Note: Botanical identification of plants depends on many factors! THE BEST factors tend to be flowers and fruits, but leaves and branch patterns are often relied upon also. In winter we will have to go by size, texture, buds, and perhaps old leaves/fruits still hanging onto the plant. That does make winter ID more tricky!

            ID1. Invasive Japanese (vine) honeysuckle.

        Information on identifying the Japanese vining honeysuckle can be found here. The older ones get a flakey bark like the shrub honeysuckle does. There is not much in the way of native look-alikes, but in winter, an older specimen could be confused with the American trumpet vine which also develops flakey bark. The leaves are very different though.

A young Japanese honeysuckle vine. Note the leaves. When they grow old they also develop flakey bark.

ID2. Invasive Multiflora Rose

            More information on identifying the Multiflora rose can be found here. It's most abundant in forest edges but is commonly found (although less dense) within forests all over Ohio. The hairy leaf stipule is a critical trait that distinguishes this from the native look-alike swamp rose, see here, also has a pink flower vs the white of multiflora rose). I actually didn't know about that look-alike at first so I'll take a closer look in the future! In the picture below you may barely see it where the upright leaf is attaching to the branch (that's the stipule).
Multiflora rose. Barbed branches and distinct compound leaves make it clearly a rose.

ID3. Invasive Shrub Honeysuckles and Distinguishing Native Counterparts

            More information on identifying the invasive species of shrub honeysuckle is found here.

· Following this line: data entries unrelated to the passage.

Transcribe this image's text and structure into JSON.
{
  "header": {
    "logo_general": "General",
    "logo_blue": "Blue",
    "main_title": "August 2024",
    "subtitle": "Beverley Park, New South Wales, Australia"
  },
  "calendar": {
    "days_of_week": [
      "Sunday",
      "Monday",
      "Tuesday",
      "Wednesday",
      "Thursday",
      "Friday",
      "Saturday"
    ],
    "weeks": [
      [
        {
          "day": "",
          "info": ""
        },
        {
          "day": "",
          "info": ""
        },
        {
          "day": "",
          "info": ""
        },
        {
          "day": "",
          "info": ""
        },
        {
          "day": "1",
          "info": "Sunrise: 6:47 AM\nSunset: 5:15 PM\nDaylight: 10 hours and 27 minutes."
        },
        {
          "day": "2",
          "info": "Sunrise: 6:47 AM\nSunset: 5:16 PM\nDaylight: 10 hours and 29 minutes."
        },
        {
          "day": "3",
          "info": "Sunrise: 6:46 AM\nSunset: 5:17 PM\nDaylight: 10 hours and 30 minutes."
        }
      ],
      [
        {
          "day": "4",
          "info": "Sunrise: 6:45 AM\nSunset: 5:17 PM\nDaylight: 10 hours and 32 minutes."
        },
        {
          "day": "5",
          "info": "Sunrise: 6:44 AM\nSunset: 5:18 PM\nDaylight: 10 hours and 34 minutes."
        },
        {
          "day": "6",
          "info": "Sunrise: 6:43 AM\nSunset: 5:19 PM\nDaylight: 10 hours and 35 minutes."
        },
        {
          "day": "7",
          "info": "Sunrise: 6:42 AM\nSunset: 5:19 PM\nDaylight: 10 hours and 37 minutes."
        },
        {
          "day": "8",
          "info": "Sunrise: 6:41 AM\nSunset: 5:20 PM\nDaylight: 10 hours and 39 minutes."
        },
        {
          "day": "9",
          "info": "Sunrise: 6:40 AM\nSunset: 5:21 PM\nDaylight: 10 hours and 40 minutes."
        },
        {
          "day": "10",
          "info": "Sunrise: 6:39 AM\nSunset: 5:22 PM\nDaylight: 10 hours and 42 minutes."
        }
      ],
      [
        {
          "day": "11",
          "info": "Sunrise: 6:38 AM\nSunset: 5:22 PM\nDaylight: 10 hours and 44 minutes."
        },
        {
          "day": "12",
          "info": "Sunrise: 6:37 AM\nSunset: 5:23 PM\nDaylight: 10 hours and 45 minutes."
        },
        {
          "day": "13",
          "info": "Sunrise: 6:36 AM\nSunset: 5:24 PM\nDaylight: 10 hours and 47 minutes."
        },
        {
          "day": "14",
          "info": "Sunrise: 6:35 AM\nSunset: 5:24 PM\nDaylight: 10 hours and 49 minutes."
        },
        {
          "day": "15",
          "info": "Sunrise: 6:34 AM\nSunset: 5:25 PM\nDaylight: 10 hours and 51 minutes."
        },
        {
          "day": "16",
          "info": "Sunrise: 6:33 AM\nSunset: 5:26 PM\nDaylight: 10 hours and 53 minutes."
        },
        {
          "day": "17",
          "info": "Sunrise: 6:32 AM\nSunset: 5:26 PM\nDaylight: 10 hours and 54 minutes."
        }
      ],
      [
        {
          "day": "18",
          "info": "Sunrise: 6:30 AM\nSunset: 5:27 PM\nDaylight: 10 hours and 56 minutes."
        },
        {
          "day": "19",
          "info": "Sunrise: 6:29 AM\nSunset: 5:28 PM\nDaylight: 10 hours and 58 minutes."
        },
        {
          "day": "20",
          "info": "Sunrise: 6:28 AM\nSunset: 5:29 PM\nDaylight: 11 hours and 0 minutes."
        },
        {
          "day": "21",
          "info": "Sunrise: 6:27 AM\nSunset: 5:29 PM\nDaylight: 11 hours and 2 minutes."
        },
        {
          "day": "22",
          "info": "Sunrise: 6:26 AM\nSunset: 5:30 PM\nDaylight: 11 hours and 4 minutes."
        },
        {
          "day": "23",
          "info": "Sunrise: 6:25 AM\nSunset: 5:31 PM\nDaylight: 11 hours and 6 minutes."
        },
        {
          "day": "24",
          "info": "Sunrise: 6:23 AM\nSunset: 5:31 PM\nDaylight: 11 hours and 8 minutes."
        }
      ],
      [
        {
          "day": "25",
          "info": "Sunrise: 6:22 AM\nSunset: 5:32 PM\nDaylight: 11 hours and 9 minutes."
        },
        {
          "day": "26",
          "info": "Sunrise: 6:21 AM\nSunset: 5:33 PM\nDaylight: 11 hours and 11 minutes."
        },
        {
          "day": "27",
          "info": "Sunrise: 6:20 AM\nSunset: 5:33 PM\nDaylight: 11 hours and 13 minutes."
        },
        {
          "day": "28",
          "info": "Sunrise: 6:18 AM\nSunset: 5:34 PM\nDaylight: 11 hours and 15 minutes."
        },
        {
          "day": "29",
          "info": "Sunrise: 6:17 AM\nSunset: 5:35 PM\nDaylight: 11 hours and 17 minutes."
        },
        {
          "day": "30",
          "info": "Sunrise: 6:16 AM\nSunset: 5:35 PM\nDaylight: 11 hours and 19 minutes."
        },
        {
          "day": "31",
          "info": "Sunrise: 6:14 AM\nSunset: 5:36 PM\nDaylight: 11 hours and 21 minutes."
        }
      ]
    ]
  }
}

Native look-alikes are not found in Ohio according to some sources but in other parts of the country, they are distinguished by having opposite leaves which fuse together at the base of the branch where they attach. This is the main species our original CBS invasive digs focused on due to its sheer abundance in Ohio's woods especially near urban areas. More examples of it in our woods can be seen here and here, and as bonsai here.

They are usually understory shrubs and trees in the forest, but if given full sun and enough time they can develop into full-size trees. Note the cream bark on the trunk and twigs.

Note the buds which attach to the branch directly opposite one another.

Note the cream bark develops a flaky-ness on older specimen.

ID4. Chinese Privet

            Lastly among those invasives I found at Turtle Cave in Athens, OH, we have the Chinese Privet (go here for more information). This one is starting to increase in abundance in Ohio but is not yet as widespread as some of the others I listed above. There is no native privet look-alike to my knowledge so if you see anything with the features described here, feel free to hack it back and/or dig it up for bonsai! This species is actually a pleasure to work with as it develops quickly when bonsai techniques are applied and it is especially quick to develop a thick, ramified/dense canopy which is why it is popular as hedgerow material. I have shown pictures of my own privet bonsai in several previous posts here.

            In Ohio, Chinese privet tends to be a small shrub, but further south in warmer temperatures its invasion is a big problem and they achieve much greater size. The main traits are oval, narrow leaves, smooth white bark, purple berries, and opposite branching. Once you know it you can't unsee it!

Smooth whiteish bark.

Berries hanging on in winter.

Opposite branching.

1 comment:

  1. Ryan, thanks for the informative identification tutorial for these four common invasives found in Ohio.